---- Recorded information

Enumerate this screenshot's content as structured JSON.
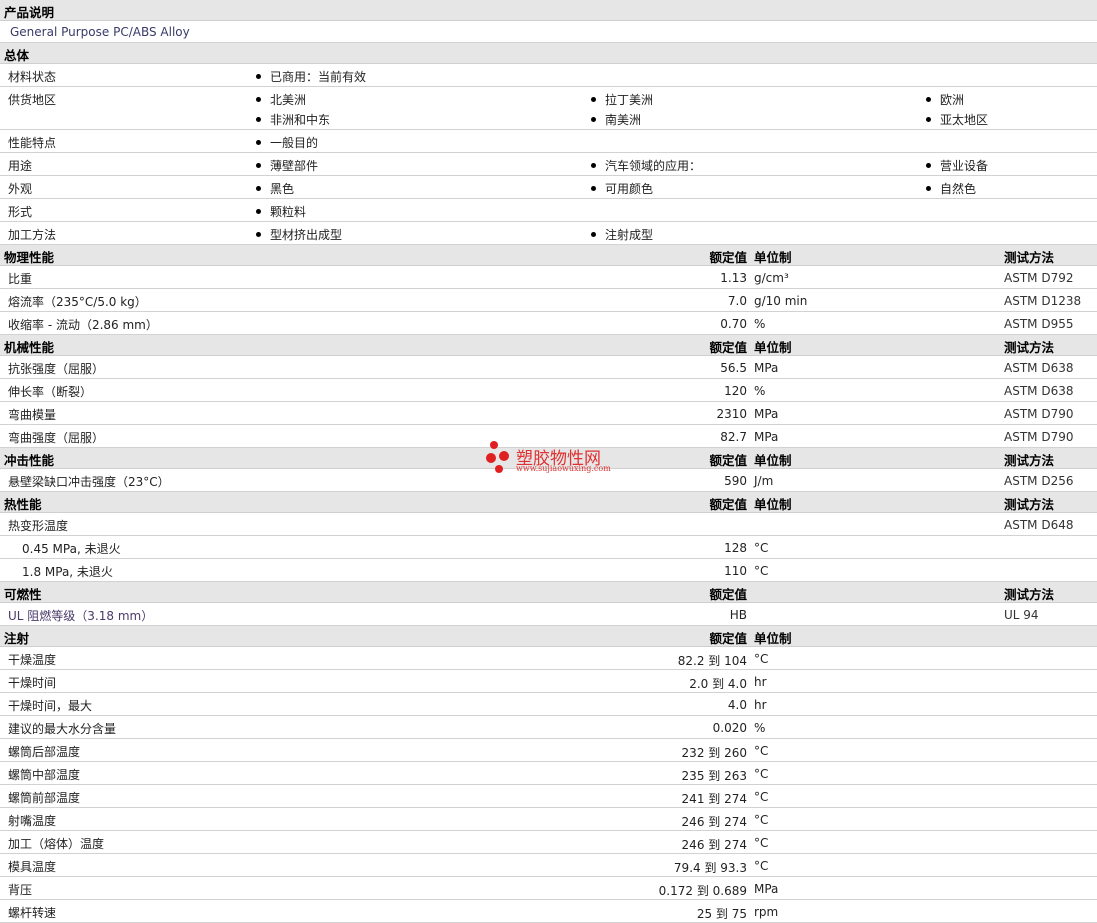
{
  "product_desc": {
    "title": "产品说明",
    "text": "General Purpose PC/ABS Alloy"
  },
  "general": {
    "title": "总体",
    "rows": [
      {
        "label": "材料状态",
        "items": [
          "已商用：当前有效"
        ]
      },
      {
        "label": "供货地区",
        "items": [
          "北美洲",
          "拉丁美洲",
          "欧洲"
        ],
        "items2": [
          "非洲和中东",
          "南美洲",
          "亚太地区"
        ]
      },
      {
        "label": "性能特点",
        "items": [
          "一般目的"
        ]
      },
      {
        "label": "用途",
        "items": [
          "薄壁部件",
          "汽车领域的应用：",
          "营业设备"
        ]
      },
      {
        "label": "外观",
        "items": [
          "黑色",
          "可用颜色",
          "自然色"
        ]
      },
      {
        "label": "形式",
        "items": [
          "颗粒料"
        ]
      },
      {
        "label": "加工方法",
        "items": [
          "型材挤出成型",
          "注射成型"
        ]
      }
    ]
  },
  "col_headers": {
    "nominal": "额定值",
    "unit": "单位制",
    "method": "测试方法"
  },
  "physical": {
    "title": "物理性能",
    "rows": [
      {
        "label": "比重",
        "value": "1.13",
        "unit": "g/cm³",
        "method": "ASTM D792"
      },
      {
        "label": "熔流率（235°C/5.0 kg）",
        "value": "7.0",
        "unit": "g/10 min",
        "method": "ASTM D1238"
      },
      {
        "label": "收缩率  - 流动（2.86 mm）",
        "value": "0.70",
        "unit": "%",
        "method": "ASTM D955"
      }
    ]
  },
  "mechanical": {
    "title": "机械性能",
    "rows": [
      {
        "label": "抗张强度（屈服）",
        "value": "56.5",
        "unit": "MPa",
        "method": "ASTM D638"
      },
      {
        "label": "伸长率（断裂）",
        "value": "120",
        "unit": "%",
        "method": "ASTM D638"
      },
      {
        "label": "弯曲模量",
        "value": "2310",
        "unit": "MPa",
        "method": "ASTM D790"
      },
      {
        "label": "弯曲强度（屈服）",
        "value": "82.7",
        "unit": "MPa",
        "method": "ASTM D790"
      }
    ]
  },
  "impact": {
    "title": "冲击性能",
    "rows": [
      {
        "label": "悬壁梁缺口冲击强度（23°C）",
        "value": "590",
        "unit": "J/m",
        "method": "ASTM D256"
      }
    ]
  },
  "thermal": {
    "title": "热性能",
    "rows": [
      {
        "label": "热变形温度",
        "value": "",
        "unit": "",
        "method": "ASTM D648"
      },
      {
        "label": "0.45 MPa, 未退火",
        "value": "128",
        "unit": "°C",
        "method": ""
      },
      {
        "label": "1.8 MPa, 未退火",
        "value": "110",
        "unit": "°C",
        "method": ""
      }
    ]
  },
  "flammability": {
    "title": "可燃性",
    "rows": [
      {
        "label": "UL 阻燃等级（3.18 mm）",
        "value": "HB",
        "unit": "",
        "method": "UL 94"
      }
    ]
  },
  "injection": {
    "title": "注射",
    "rows": [
      {
        "label": "干燥温度",
        "value": "82.2 到  104",
        "unit": "°C"
      },
      {
        "label": "干燥时间",
        "value": "2.0 到  4.0",
        "unit": "hr"
      },
      {
        "label": "干燥时间，最大",
        "value": "4.0",
        "unit": "hr"
      },
      {
        "label": "建议的最大水分含量",
        "value": "0.020",
        "unit": "%"
      },
      {
        "label": "螺筒后部温度",
        "value": "232 到  260",
        "unit": "°C"
      },
      {
        "label": "螺筒中部温度",
        "value": "235 到  263",
        "unit": "°C"
      },
      {
        "label": "螺筒前部温度",
        "value": "241 到  274",
        "unit": "°C"
      },
      {
        "label": "射嘴温度",
        "value": "246 到  274",
        "unit": "°C"
      },
      {
        "label": "加工（熔体）温度",
        "value": "246 到  274",
        "unit": "°C"
      },
      {
        "label": "模具温度",
        "value": "79.4 到  93.3",
        "unit": "°C"
      },
      {
        "label": "背压",
        "value": "0.172 到  0.689",
        "unit": "MPa"
      },
      {
        "label": "螺杆转速",
        "value": "25 到  75",
        "unit": "rpm"
      }
    ]
  },
  "watermark": {
    "text": "塑胶物性网",
    "url": "www.sujiaowuxing.com"
  }
}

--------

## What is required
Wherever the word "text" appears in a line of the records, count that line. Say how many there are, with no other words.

## Written answer
2